Segment Start: RECORDS FOR THIS EXERCISE

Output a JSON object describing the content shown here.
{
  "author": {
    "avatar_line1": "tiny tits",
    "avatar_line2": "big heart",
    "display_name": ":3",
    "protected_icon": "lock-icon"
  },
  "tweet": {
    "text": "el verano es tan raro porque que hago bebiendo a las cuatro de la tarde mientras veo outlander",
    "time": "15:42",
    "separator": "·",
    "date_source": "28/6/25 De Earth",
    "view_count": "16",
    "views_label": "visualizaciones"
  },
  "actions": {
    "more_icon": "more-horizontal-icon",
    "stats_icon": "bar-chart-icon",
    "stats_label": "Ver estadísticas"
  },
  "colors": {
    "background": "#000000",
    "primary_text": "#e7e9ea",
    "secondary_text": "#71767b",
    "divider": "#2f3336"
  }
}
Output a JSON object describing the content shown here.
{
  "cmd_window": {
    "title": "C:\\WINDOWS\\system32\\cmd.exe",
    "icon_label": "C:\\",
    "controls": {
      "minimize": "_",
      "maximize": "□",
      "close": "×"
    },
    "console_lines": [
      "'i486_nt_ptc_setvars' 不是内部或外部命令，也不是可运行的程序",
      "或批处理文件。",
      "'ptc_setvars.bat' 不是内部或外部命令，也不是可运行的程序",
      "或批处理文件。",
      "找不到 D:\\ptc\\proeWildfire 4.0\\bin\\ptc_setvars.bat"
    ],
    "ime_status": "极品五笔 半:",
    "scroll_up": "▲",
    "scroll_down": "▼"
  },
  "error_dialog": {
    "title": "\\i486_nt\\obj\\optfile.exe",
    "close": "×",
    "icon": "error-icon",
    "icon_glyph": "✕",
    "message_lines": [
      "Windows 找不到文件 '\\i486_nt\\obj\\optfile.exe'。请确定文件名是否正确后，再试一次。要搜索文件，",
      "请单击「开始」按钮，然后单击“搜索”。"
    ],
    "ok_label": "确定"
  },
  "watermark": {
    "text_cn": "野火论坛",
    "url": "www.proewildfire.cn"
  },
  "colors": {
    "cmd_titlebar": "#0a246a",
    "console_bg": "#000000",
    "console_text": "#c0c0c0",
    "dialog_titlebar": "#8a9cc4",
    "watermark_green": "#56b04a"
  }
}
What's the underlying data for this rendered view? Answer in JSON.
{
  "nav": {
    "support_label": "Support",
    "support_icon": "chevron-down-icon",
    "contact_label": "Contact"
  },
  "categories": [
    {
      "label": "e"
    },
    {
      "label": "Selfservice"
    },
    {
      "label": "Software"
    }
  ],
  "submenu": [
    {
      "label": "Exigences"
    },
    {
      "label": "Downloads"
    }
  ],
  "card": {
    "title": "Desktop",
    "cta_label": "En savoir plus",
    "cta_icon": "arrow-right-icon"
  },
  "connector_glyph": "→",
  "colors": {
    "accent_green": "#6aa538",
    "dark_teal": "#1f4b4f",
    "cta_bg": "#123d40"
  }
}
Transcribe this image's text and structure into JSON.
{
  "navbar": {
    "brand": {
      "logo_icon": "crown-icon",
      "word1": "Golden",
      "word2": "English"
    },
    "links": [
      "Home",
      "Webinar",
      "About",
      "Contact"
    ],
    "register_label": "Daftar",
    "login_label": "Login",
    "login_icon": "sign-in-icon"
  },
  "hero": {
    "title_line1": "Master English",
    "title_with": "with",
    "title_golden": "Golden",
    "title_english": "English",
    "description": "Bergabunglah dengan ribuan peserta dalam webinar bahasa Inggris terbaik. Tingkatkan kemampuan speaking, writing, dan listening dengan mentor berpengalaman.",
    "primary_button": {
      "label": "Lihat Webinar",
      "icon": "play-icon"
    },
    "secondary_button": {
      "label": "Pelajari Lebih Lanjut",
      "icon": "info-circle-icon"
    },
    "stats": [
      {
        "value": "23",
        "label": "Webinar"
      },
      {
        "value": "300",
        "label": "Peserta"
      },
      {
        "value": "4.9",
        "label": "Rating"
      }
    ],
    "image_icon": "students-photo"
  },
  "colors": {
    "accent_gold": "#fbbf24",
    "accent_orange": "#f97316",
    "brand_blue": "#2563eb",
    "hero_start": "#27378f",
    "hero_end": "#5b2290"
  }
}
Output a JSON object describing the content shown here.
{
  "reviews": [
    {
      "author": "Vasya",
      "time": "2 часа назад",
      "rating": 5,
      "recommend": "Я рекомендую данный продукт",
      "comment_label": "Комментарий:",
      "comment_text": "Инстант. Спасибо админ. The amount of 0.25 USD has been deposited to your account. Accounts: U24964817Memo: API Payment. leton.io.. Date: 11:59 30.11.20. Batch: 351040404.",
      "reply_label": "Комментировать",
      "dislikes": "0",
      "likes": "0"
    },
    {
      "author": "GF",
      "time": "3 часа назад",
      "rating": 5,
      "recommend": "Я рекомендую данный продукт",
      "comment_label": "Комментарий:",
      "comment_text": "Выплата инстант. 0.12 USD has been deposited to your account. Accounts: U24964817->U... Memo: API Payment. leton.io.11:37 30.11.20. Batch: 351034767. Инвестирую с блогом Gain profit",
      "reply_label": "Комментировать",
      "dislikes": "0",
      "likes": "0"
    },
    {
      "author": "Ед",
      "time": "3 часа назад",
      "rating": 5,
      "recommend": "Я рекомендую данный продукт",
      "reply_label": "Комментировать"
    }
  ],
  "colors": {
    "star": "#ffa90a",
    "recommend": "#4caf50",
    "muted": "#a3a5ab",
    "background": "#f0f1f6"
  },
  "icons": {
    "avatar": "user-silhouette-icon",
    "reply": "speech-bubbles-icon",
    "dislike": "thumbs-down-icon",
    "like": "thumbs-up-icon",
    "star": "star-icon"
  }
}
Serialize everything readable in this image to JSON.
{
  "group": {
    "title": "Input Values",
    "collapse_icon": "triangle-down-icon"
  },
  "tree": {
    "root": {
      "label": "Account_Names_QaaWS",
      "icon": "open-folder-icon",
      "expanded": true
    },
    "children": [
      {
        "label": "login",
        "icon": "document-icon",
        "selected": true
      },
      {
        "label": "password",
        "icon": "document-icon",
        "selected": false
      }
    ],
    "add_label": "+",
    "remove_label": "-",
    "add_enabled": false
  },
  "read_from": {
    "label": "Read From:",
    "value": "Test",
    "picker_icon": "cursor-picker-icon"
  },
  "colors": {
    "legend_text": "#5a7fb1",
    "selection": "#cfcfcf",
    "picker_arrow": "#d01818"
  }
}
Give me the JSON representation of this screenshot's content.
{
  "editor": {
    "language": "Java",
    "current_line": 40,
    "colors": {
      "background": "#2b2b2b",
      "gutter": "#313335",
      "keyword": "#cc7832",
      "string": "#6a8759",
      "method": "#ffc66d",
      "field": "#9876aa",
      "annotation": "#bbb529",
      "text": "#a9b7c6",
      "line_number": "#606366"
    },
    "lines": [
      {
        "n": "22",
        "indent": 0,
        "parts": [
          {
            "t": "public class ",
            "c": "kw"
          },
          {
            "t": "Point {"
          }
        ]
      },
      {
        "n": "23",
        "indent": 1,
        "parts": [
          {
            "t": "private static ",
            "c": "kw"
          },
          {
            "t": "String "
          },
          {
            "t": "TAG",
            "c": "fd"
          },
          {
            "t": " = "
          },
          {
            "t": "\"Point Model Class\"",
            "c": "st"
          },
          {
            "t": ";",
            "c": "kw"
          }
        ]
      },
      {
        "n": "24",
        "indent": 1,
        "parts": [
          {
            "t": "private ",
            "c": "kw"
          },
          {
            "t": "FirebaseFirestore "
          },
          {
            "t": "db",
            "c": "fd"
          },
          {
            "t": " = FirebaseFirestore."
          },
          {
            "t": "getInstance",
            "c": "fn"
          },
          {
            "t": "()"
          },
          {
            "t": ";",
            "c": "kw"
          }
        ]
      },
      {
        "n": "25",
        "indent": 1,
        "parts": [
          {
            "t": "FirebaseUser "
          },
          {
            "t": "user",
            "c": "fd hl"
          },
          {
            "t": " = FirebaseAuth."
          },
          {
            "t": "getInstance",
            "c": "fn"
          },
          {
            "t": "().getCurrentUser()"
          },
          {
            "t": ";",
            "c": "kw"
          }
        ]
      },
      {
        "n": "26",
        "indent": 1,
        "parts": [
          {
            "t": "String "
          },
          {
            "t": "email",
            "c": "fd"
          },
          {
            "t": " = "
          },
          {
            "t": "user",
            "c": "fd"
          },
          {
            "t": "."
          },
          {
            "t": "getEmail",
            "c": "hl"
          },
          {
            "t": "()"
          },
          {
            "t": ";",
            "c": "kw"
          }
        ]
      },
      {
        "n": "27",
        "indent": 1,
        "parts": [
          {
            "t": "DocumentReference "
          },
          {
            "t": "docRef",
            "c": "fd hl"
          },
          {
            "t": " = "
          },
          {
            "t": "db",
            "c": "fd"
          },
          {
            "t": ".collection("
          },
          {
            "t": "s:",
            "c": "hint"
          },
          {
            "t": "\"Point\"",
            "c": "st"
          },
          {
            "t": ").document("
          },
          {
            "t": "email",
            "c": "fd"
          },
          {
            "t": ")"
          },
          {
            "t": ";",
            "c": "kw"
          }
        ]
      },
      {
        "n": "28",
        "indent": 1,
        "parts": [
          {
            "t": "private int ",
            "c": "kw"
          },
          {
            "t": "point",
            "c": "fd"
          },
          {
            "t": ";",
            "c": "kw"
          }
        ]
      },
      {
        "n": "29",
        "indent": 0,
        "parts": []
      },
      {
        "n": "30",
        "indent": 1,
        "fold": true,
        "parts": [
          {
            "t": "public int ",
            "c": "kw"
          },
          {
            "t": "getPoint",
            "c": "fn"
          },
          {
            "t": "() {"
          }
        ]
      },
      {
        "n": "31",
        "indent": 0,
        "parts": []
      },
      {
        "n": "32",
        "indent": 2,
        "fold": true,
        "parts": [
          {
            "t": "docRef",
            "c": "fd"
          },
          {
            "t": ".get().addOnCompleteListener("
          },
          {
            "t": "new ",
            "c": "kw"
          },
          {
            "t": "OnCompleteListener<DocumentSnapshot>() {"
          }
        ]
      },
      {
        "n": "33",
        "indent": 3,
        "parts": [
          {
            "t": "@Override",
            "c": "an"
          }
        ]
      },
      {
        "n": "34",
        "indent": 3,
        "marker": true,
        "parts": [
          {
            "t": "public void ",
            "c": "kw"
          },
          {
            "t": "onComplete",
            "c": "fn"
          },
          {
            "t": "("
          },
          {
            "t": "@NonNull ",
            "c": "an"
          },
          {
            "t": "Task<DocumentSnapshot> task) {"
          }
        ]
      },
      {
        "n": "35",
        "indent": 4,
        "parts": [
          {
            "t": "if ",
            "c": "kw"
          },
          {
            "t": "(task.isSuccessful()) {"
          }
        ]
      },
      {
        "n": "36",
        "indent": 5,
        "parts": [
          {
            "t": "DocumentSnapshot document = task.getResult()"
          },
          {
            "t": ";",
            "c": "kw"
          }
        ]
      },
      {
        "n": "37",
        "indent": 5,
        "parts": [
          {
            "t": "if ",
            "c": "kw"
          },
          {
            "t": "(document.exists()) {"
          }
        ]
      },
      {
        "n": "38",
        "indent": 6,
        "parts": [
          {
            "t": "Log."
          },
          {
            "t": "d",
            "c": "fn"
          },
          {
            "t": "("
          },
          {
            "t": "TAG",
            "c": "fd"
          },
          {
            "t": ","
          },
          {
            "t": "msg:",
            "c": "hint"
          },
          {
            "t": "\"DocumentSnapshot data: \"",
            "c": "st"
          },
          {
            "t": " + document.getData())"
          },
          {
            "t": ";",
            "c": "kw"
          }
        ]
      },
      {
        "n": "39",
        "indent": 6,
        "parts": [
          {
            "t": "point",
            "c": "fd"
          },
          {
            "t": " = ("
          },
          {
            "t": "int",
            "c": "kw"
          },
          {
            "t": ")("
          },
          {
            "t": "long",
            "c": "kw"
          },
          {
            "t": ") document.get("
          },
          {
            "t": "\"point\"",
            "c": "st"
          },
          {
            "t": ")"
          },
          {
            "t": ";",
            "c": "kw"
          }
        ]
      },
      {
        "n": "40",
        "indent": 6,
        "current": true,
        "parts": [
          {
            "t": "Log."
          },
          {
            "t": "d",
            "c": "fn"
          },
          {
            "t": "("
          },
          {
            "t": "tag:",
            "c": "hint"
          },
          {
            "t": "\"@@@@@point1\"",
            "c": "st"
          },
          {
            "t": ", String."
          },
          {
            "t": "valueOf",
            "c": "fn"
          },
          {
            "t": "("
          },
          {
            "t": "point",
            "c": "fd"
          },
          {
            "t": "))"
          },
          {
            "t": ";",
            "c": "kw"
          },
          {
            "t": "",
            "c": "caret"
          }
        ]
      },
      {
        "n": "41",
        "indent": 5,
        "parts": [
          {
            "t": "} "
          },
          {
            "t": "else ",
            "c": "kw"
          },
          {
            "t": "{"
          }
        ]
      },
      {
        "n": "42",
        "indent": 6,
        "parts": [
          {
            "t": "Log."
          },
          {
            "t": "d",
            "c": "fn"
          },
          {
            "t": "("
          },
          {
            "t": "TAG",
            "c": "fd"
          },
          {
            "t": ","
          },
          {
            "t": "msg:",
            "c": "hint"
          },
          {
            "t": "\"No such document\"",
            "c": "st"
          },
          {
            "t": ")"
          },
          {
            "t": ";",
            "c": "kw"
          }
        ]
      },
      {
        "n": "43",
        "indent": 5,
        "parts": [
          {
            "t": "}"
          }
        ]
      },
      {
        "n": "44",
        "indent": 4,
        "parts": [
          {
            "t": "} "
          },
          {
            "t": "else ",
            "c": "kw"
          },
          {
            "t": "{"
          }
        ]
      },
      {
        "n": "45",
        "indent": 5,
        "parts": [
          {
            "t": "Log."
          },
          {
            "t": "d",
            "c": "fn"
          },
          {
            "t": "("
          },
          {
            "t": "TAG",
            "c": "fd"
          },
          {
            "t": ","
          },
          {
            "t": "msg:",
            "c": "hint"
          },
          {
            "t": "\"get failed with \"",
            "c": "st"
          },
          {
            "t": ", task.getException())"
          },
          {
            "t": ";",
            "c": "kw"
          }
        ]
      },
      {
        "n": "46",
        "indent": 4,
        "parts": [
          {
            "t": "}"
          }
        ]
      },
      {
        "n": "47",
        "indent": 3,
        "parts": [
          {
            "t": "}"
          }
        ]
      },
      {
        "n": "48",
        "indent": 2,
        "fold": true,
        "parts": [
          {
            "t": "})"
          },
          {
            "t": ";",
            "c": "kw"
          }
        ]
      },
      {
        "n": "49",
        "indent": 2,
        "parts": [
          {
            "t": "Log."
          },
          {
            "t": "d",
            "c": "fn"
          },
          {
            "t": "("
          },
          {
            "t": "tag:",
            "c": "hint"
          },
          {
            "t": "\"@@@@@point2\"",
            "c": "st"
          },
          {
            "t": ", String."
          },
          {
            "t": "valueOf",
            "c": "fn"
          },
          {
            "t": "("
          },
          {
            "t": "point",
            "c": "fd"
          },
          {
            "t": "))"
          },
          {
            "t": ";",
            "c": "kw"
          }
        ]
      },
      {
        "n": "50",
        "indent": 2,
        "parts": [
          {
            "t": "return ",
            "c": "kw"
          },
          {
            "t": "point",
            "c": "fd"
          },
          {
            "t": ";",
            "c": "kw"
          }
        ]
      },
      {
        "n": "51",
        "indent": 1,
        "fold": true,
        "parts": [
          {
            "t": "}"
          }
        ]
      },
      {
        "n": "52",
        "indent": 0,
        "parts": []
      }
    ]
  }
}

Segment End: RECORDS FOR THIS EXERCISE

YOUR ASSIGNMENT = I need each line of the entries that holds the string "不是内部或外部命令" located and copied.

SOLUTION FOR THIS PROBLEM =
      "'i486_nt_ptc_setvars' 不是内部或外部命令，也不是可运行的程序",
      "'ptc_setvars.bat' 不是内部或外部命令，也不是可运行的程序",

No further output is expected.